* [PROMPT] From the entries below, copy each line in which the word "Send" occurs.

* [THE DATA]
· · · · · · ·

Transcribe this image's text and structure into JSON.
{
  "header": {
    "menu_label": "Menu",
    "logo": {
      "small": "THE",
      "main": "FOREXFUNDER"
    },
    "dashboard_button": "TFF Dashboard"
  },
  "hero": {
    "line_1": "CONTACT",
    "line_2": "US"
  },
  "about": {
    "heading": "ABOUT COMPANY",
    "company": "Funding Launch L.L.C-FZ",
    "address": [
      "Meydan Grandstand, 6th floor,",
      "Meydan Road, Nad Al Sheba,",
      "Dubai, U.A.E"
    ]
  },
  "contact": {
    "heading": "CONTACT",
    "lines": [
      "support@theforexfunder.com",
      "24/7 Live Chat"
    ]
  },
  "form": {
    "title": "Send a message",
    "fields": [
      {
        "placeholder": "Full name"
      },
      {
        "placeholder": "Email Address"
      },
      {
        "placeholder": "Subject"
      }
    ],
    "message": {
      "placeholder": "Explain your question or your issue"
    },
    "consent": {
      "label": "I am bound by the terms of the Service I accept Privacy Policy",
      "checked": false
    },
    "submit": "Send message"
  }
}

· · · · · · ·

* [RESULT OF THE EXERCISE]
    "title": "Send a message",
    "submit": "Send message"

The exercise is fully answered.